As a Passive House retrofit project (the first such effort on a commercial building in North America) Glasswood presented unique opportunities and challenges to solve for in its high performance wall assembly design. Because code already required new exterior insulation, structural sheathing, and added fire resistance, the extra effort to attain Passive House certification – air sealing and thicker insulation – was modest. But the team did need to figure out what to do with the existing stud wall.
The air barrier for the project is a layer of OSB with taped seams, sandwiched between the existing 2×4 stud wall and a new 2×4 wall built immediately inboard. This location protects the air barrier from inadvertent occupant damage (nail holes from hanging artwork, for example) on into the future.
The two 2×4 stud walls are filled with high density cellulose insulation for a combined center of cavity insulative value of R-26. Two inches of continuous EPS foam insulation adds another R-9 to the assembly, and is only modestly thicker than the exterior insulation required by code. The sum of these three layers of insulation (plus sheet goods and air films) is: R-33 whole wall and R-39 center of cavity.
Glasswood’s Hardie siding provides the first line of defense from water intrusion, with a rain screen cavity behind that allows water to drain away. 60 minute paper provides the water-resistive barrier, while a continuous layer of DensGlass immediately outboard of the EPS adds code-required fire resistance to the assembly.
Both the OSB and EPS are vapor retarders, making the assembly semi-vapor permeable in both directions. The EPS warms the structural plywood sheathing so that moisture remains in vapor form and can diffuse out of the assembly harmlessly. The ventilated rain screen cavity adds modest drying capacity to this semi-permeable assembly, but its main purpose in this context is to dry the cladding and facilitate drainage of bulk water.
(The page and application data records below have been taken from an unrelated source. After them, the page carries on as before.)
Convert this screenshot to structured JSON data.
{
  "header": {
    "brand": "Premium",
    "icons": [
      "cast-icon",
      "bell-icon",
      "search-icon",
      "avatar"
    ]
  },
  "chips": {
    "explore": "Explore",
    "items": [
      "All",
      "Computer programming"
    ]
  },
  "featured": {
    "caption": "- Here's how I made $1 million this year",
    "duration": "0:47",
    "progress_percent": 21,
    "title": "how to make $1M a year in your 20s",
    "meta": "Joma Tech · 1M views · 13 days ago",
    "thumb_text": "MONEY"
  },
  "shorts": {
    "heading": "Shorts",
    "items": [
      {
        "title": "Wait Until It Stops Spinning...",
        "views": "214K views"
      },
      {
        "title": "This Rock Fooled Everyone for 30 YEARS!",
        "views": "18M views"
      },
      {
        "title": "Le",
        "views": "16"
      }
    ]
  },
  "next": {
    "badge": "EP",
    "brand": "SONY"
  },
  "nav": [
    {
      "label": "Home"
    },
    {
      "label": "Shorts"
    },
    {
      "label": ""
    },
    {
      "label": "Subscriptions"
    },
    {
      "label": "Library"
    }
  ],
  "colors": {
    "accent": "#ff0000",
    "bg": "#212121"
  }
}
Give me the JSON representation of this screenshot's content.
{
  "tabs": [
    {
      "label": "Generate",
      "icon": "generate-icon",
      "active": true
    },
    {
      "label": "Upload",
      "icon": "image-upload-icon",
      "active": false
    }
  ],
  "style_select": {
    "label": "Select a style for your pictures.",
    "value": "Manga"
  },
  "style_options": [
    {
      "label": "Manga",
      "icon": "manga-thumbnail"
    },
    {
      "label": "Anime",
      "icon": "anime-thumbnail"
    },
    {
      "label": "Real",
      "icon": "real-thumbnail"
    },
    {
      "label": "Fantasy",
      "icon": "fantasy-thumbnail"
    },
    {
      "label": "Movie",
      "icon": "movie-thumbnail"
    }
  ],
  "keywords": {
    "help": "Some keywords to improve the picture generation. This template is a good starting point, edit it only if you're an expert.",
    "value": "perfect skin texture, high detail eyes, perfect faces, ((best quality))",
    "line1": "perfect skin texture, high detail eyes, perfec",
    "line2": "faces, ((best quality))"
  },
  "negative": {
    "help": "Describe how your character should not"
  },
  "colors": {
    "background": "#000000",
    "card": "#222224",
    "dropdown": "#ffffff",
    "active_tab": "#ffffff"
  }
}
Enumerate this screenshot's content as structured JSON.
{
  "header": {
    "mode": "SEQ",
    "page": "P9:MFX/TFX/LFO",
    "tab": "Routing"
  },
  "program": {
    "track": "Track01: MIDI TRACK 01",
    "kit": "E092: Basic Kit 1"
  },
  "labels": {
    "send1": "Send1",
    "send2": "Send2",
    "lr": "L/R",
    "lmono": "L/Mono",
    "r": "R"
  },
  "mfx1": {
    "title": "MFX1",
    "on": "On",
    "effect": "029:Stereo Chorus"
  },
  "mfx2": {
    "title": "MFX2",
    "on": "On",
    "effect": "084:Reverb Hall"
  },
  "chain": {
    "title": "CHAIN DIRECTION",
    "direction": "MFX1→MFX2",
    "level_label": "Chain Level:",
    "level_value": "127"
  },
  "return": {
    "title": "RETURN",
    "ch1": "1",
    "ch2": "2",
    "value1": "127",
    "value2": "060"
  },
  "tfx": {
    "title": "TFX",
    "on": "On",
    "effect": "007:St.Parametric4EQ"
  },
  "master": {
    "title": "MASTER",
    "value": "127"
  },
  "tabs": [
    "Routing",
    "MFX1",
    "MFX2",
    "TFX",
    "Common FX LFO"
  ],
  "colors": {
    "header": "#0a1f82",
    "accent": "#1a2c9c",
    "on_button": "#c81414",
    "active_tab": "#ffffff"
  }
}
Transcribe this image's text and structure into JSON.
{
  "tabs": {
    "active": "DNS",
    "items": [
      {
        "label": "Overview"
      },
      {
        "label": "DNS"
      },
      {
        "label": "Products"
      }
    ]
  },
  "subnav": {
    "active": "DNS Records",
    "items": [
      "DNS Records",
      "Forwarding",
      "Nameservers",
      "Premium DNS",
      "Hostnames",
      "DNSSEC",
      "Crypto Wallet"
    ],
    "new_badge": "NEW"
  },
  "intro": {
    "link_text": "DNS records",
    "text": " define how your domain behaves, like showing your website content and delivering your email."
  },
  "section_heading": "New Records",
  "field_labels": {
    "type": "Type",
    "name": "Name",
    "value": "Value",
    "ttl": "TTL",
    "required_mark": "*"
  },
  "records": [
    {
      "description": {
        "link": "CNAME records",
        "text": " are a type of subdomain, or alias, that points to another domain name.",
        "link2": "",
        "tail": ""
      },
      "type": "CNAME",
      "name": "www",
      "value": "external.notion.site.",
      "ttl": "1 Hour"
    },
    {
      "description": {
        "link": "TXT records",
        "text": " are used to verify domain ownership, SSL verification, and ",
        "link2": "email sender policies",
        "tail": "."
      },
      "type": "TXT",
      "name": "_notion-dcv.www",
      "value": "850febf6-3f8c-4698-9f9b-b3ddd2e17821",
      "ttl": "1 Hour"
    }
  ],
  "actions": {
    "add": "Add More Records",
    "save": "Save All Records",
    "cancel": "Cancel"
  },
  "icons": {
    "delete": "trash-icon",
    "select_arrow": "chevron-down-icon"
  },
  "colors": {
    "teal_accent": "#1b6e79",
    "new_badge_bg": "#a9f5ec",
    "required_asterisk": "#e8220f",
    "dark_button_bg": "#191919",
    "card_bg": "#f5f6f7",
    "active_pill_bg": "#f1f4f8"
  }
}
A little extra insulation, a second stud wall, and a bit of attention to detail on air sealing brought a code-required envelope retrofit into über-efficient Passive House territory.
See an annotated photo tour of the assembly’s layers:
Check out the other posts in this high performance wall assembly series:
- Karuna Passive House Wall Assembly
- Pumpkin Ridge Passive House Wall Assembly
- Madrona Passive House Wall Assembly